Posted Date: 12/13/2022
Community Schools is a philosophy – not a program – at Union Public Schools, Union Superintendent Dr. Kirt Hartzler told guests this morning during a tour of the district.
Programs come and go but the Community Schools philosophy is systemic and serves as a guide to help Union achieve its mission of 100 percent college and career graduation.
For nearly 20 years, Union has been at the forefront of the Community Schools philosophy and is recognized as a national model of how schools work with families, community partners and educators to help students be successful.
Hartzler and other Union representatives spoke about Union’s Community Schools initiative today at Ellen Ochoa Community Schools before special guests from the Oklahoma Education Association, Putnam City Schools and Oklahoma State House Representatives Ronny Johns, John Talley, John Waldron, Jacob Rosecrants and Mark Vancuren.
After opening remarks from Dr. Hartzler, Assistant Superintendent Sandi Calvin spoke about how Union has embedded Community Schools into the district’s strategic plan. Executive Director of Elementary Education Theresa Kiger, who helped launch the initiative when she was a principal at Roy Clark Elementary, talked about how the pilot started and how it is working today at Union.
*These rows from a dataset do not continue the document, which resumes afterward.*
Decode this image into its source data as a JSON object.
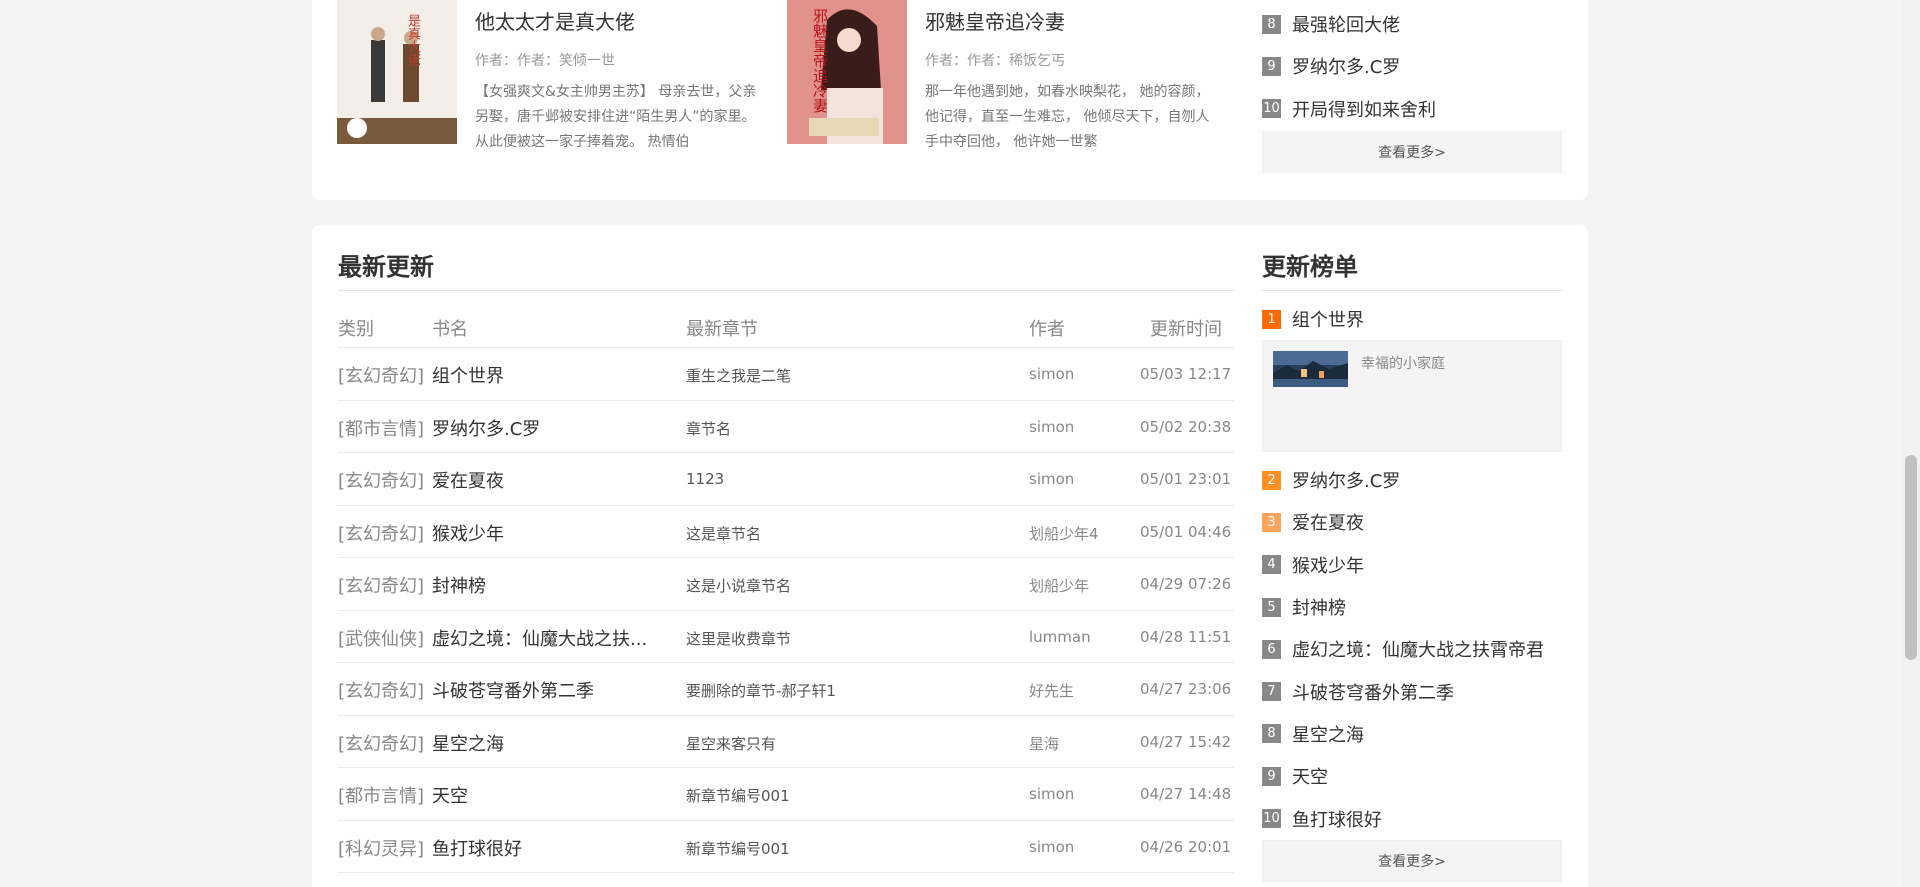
{
  "featured": [
    {
      "title": "他太太才是真大佬",
      "author": "作者：作者：笑倾一世",
      "desc": "【女强爽文&女主帅男主苏】 母亲去世，父亲另娶，唐千邺被安排住进“陌生男人”的家里。 从此便被这一家子捧着宠。 热情伯",
      "cover_text": "是真大佬"
    },
    {
      "title": "邪魅皇帝追冷妻",
      "author": "作者：作者：稀饭乞丐",
      "desc": "那一年他遇到她，如春水映梨花， 她的容颜，他记得，直至一生难忘， 他倾尽天下，自刎人手中夺回他， 他许她一世繁",
      "cover_text": "邪魅皇帝追冷妻"
    }
  ],
  "top_rank": [
    {
      "num": "8",
      "name": "最强轮回大佬"
    },
    {
      "num": "9",
      "name": "罗纳尔多.C罗"
    },
    {
      "num": "10",
      "name": "开局得到如来舍利"
    }
  ],
  "more_label": "查看更多>",
  "latest": {
    "title": "最新更新",
    "headers": {
      "category": "类别",
      "name": "书名",
      "chapter": "最新章节",
      "author": "作者",
      "time": "更新时间"
    },
    "rows": [
      {
        "category": "[玄幻奇幻]",
        "name": "组个世界",
        "chapter": "重生之我是二笔",
        "author": "simon",
        "time": "05/03 12:17"
      },
      {
        "category": "[都市言情]",
        "name": "罗纳尔多.C罗",
        "chapter": "章节名",
        "author": "simon",
        "time": "05/02 20:38"
      },
      {
        "category": "[玄幻奇幻]",
        "name": "爱在夏夜",
        "chapter": "1123",
        "author": "simon",
        "time": "05/01 23:01"
      },
      {
        "category": "[玄幻奇幻]",
        "name": "猴戏少年",
        "chapter": "这是章节名",
        "author": "划船少年4",
        "time": "05/01 04:46"
      },
      {
        "category": "[玄幻奇幻]",
        "name": "封神榜",
        "chapter": "这是小说章节名",
        "author": "划船少年",
        "time": "04/29 07:26"
      },
      {
        "category": "[武侠仙侠]",
        "name": "虚幻之境：仙魔大战之扶...",
        "chapter": "这里是收费章节",
        "author": "lumman",
        "time": "04/28 11:51"
      },
      {
        "category": "[玄幻奇幻]",
        "name": "斗破苍穹番外第二季",
        "chapter": "要删除的章节-郝子轩1",
        "author": "好先生",
        "time": "04/27 23:06"
      },
      {
        "category": "[玄幻奇幻]",
        "name": "星空之海",
        "chapter": "星空来客只有",
        "author": "星海",
        "time": "04/27 15:42"
      },
      {
        "category": "[都市言情]",
        "name": "天空",
        "chapter": "新章节编号001",
        "author": "simon",
        "time": "04/27 14:48"
      },
      {
        "category": "[科幻灵异]",
        "name": "鱼打球很好",
        "chapter": "新章节编号001",
        "author": "simon",
        "time": "04/26 20:01"
      }
    ]
  },
  "update_rank": {
    "title": "更新榜单",
    "first": {
      "num": "1",
      "name": "组个世界",
      "hero_text": "幸福的小家庭"
    },
    "items": [
      {
        "num": "2",
        "name": "罗纳尔多.C罗"
      },
      {
        "num": "3",
        "name": "爱在夏夜"
      },
      {
        "num": "4",
        "name": "猴戏少年"
      },
      {
        "num": "5",
        "name": "封神榜"
      },
      {
        "num": "6",
        "name": "虚幻之境：仙魔大战之扶霄帝君"
      },
      {
        "num": "7",
        "name": "斗破苍穹番外第二季"
      },
      {
        "num": "8",
        "name": "星空之海"
      },
      {
        "num": "9",
        "name": "天空"
      },
      {
        "num": "10",
        "name": "鱼打球很好"
      }
    ]
  },
  "colors": {
    "rank1": "#ff6a00",
    "rank2": "#ff8f1f",
    "rank3": "#ffa45a",
    "rank_other": "#888888"
  }
}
District Community School Liaison Kulsum Siddiqui echoed their remarks, noting how each school’s Community Schools effort is tailored to their own school after much thought and communication with families and partners close to each school. What works for one school is not the same approach at another.
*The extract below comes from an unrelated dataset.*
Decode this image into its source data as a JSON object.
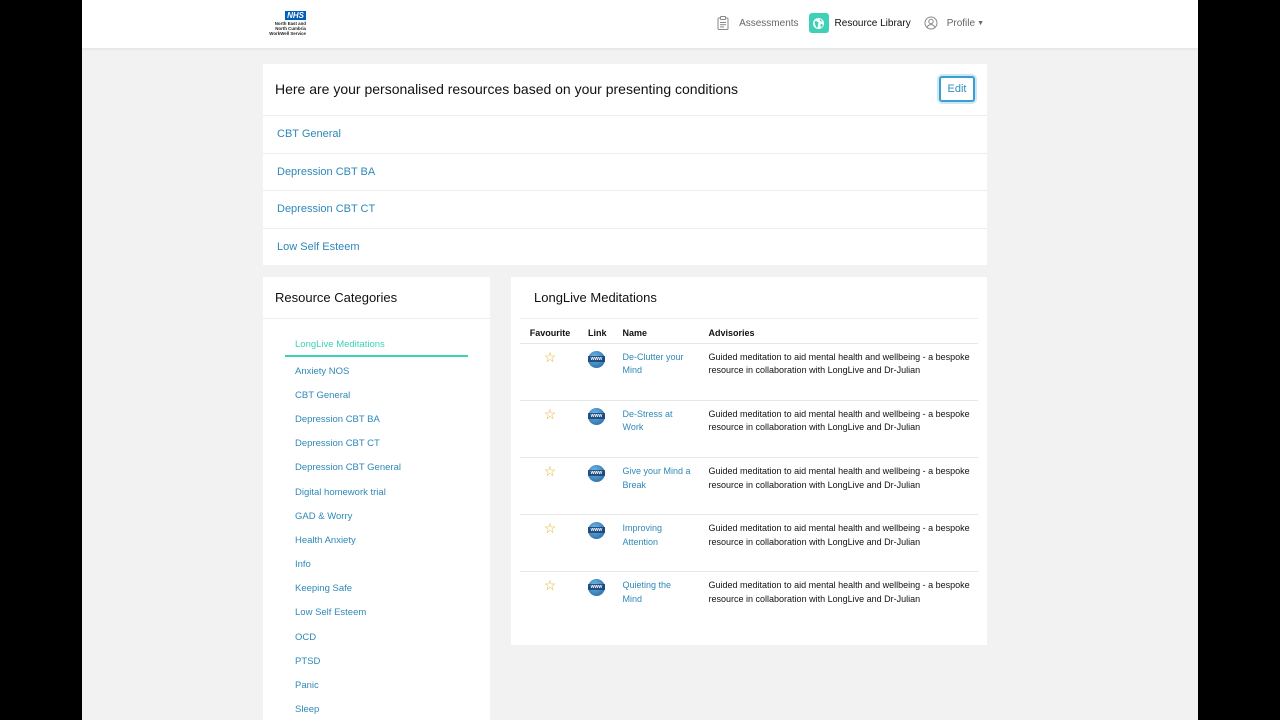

Roy Clark Community Schools Coordinator Sara Fitch provided guests with a glimpse into the role of a Community Schools coordinator, stressing the importance of building relationships with people. Again, each coordinator and each school is different, she said, and sometimes that means working after hours or even attending a local church on Sunday to talk about the program. But, Fitch said, “I have the best job in the world. I love what I do.”
After the presentation, guests enjoyed a tour of Ellen Ochoa Elementary before moving to Union High School to learn about Union’s Hope-Guidance-Social and Emotional Learning program, its counseling services and the College and Career Center.
Union has received a lot of attention for its Community Schools approach and its ability to achieve a 90 percent graduation rate despite a dramatic increase in poverty rates over the past two decades. Union educators say that their success is due in no small part on the dedication of staff, engagement from families and the support of community partners, including financial support.
Union is featured in a new book by well-known “New York Times” writer, David Kirp called “Disrupting Disruption: The Steady Work of Transforming Schools.”
A recent article by the “Washington Post,” stated “In ‘Disrupting Disruption,’ the co-authors shine a light on three racially and ethnically diverse school systems: Roanoke, nestled in Virginia’s Shenandoah mountains; Union, Okla., Tulsa’s neighbor; and Union City, N.J., across the Hudson River from Manhattan. Their students don’t resemble those in highflying places like Wilmette, Ill., or Lexington, Mass., predominantly white and well-off, with their off-the-charts test scores and graduation rates, and they do not appear on any list of the nation’s highest-performing districts. But they look like much of America, where white students don’t constitute a majority, and many come from low-income families.”
Thanks to the national buzz and the success stories coming out of Union, other Oklahoma state educators, school districts and legislators have been visiting Union to learn more about the community Schools initiative with hopes of replicating success stories across the state.